The Illinois Appellate Court affirmed the trial court's ruling that the insured was only entitled to the actual cost value of his loss, not the replacement cost. Lytle v. Country Mutual Ins. Co., 2015 Ill. App. LEXIS 756 (Sept. 30, 2015).
The insured's home was built around 1903. On June 21, 2011, the insured discovered damage to his home because of a severe storm. He made a claim with his insurer, Country Mutual.
The policy contained a depreciation holdback provision. The provision said the insurer would not pay more than the actual cash value until the actual repair or replacement was complete. If the insured elected to accept actual cash value, he would have one year from the date of the loss to repair or replace the damaged property and request the difference between the actual cash value and the replacement cost.

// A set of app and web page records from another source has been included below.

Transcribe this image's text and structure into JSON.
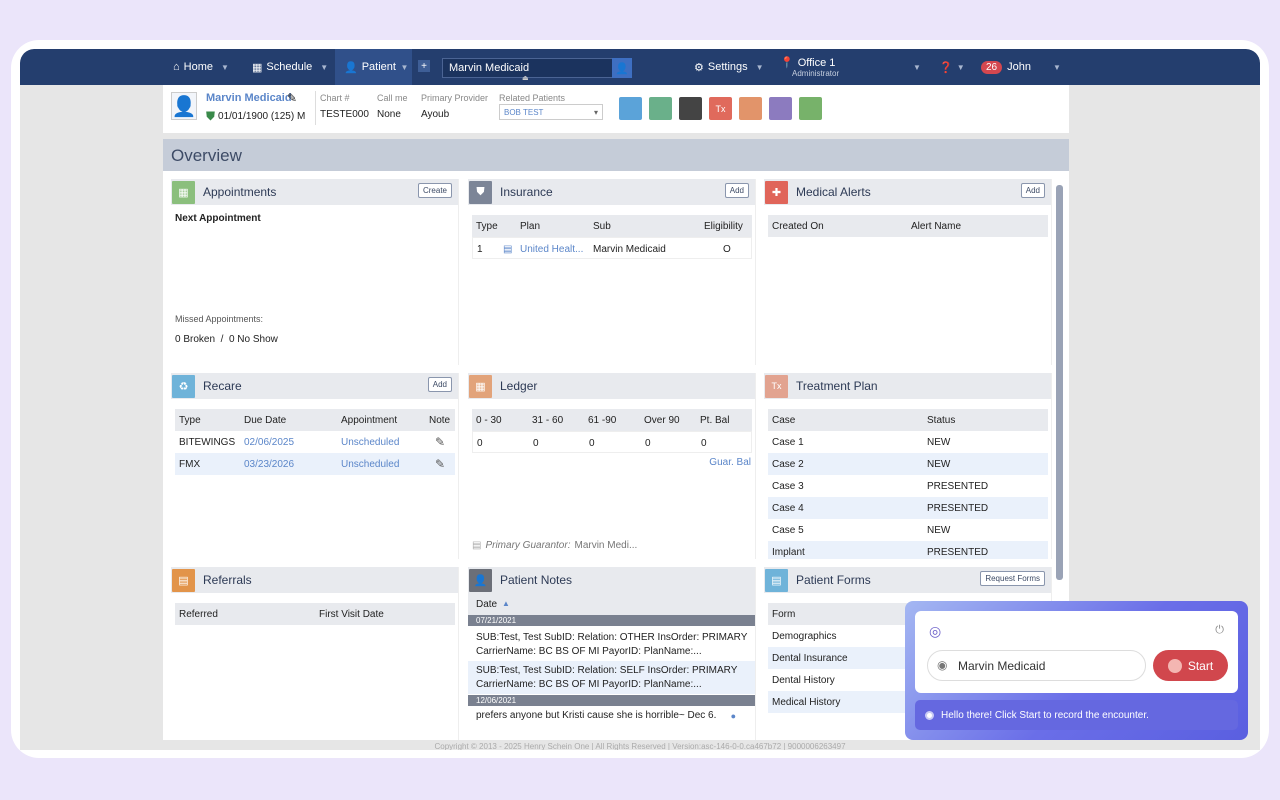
{
  "nav": {
    "home": "Home",
    "schedule": "Schedule",
    "patient": "Patient",
    "search_value": "Marvin Medicaid",
    "settings": "Settings",
    "office": "Office 1",
    "office_role": "Administrator",
    "notif_count": "26",
    "user": "John"
  },
  "patient": {
    "name": "Marvin Medicaid",
    "dob": "01/01/1900 (125) M",
    "chart_label": "Chart #",
    "chart": "TESTE000",
    "callme_label": "Call me",
    "callme": "None",
    "provider_label": "Primary Provider",
    "provider": "Ayoub",
    "related_label": "Related Patients",
    "related": "BOB TEST"
  },
  "toolbar": [
    {
      "name": "tooth-icon",
      "label": "",
      "color": "#5ba3d9"
    },
    {
      "name": "image-icon",
      "label": "",
      "color": "#6ab08a"
    },
    {
      "name": "film-icon",
      "label": "",
      "color": "#444"
    },
    {
      "name": "tx-icon",
      "label": "Tx",
      "color": "#e06a5c"
    },
    {
      "name": "ledger-icon",
      "label": "",
      "color": "#e2946a"
    },
    {
      "name": "forms-icon",
      "label": "",
      "color": "#8c7bbf"
    },
    {
      "name": "calendar-icon",
      "label": "",
      "color": "#77b26a"
    }
  ],
  "overview": "Overview",
  "appointments": {
    "title": "Appointments",
    "btn": "Create",
    "next": "Next Appointment",
    "missed_label": "Missed Appointments:",
    "broken": "0 Broken",
    "sep": "/",
    "noshow": "0 No Show"
  },
  "insurance": {
    "title": "Insurance",
    "btn": "Add",
    "cols": [
      "Type",
      "Plan",
      "Sub",
      "Eligibility"
    ],
    "row": {
      "type": "1",
      "plan": "United Healt...",
      "sub": "Marvin Medicaid",
      "elig": "O"
    }
  },
  "alerts": {
    "title": "Medical Alerts",
    "btn": "Add",
    "cols": [
      "Created On",
      "Alert Name"
    ]
  },
  "recare": {
    "title": "Recare",
    "btn": "Add",
    "cols": [
      "Type",
      "Due Date",
      "Appointment",
      "Note"
    ],
    "rows": [
      {
        "type": "BITEWINGS",
        "due": "02/06/2025",
        "appt": "Unscheduled"
      },
      {
        "type": "FMX",
        "due": "03/23/2026",
        "appt": "Unscheduled"
      }
    ]
  },
  "ledger": {
    "title": "Ledger",
    "cols": [
      "0 - 30",
      "31 - 60",
      "61 -90",
      "Over 90",
      "Pt. Bal"
    ],
    "vals": [
      "0",
      "0",
      "0",
      "0",
      "0"
    ],
    "guar_bal": "Guar. Bal",
    "guarantor_label": "Primary Guarantor:",
    "guarantor": "Marvin Medi..."
  },
  "treatment": {
    "title": "Treatment Plan",
    "cols": [
      "Case",
      "Status"
    ],
    "rows": [
      {
        "case": "Case 1",
        "status": "NEW"
      },
      {
        "case": "Case 2",
        "status": "NEW"
      },
      {
        "case": "Case 3",
        "status": "PRESENTED"
      },
      {
        "case": "Case 4",
        "status": "PRESENTED"
      },
      {
        "case": "Case 5",
        "status": "NEW"
      },
      {
        "case": "Implant",
        "status": "PRESENTED"
      }
    ]
  },
  "referrals": {
    "title": "Referrals",
    "cols": [
      "Referred",
      "First Visit Date"
    ]
  },
  "notes": {
    "title": "Patient Notes",
    "col": "Date",
    "d1": "07/21/2021",
    "n1a": "SUB:Test, Test SubID: Relation: OTHER InsOrder: PRIMARY",
    "n1b": "CarrierName: BC BS OF MI PayorID: PlanName:...",
    "n2a": "SUB:Test, Test SubID: Relation: SELF InsOrder: PRIMARY",
    "n2b": "CarrierName: BC BS OF MI PayorID: PlanName:...",
    "d2": "12/06/2021",
    "n3": "prefers anyone but Kristi cause she is horrible~ Dec 6."
  },
  "forms": {
    "title": "Patient Forms",
    "btn": "Request Forms",
    "col": "Form",
    "rows": [
      "Demographics",
      "Dental Insurance",
      "Dental History",
      "Medical History"
    ]
  },
  "copyright": "Copyright © 2013 - 2025 Henry Schein One | All Rights Reserved | Version:asc-146-0-0.ca467b72 | 9000006263497",
  "widget": {
    "name": "Marvin Medicaid",
    "start": "Start",
    "message": "Hello there! Click Start to record the encounter."
  }
}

Country Mutual issued to the insured an actual cash value payment of $42,911.84 on August 31, 2011. Country Mutual sent a letter on October 21, 2011, advising the insured that his claim remained open, and Country Mutual was waiting for the work to be completed. A second letter was sent on January 21, 2012, six months before the expiration of the one year period for the repairs to be made.
On April 24, 2012, the insured's adjuster notified Country Mutual that the repairs had come to a standstill because the city required necessary upgrades under its building code. The adjuster suggested a meeting at the construction site with city officials, but Country Mutual never agreed to such a meeting.
When the one year period expired, Country Mutual denied the insured's request for additional payment of the depreciation holdback. The insured filed suit. The trial court granted summary judgment to Country Mutual. The court found that the insured had negotiated a settlement of the actual cash value payment, failed to timely complete repairs, and did not incur any building code upgraded costs. The insured appealed.
The appellate court affirmed. There was no ambiguity in the policy language. The trial court correctly interpreted the clear language of the policy as providing for replacement cost coverage only if actual repairs were completed. It was also undisputed that the insured was paid the actual cost value of the damaged property and had not repaired the property. Accordingly, the insured was not entitled to reimbursement for the depreciation holdback because he did not incur that pecuniary loss.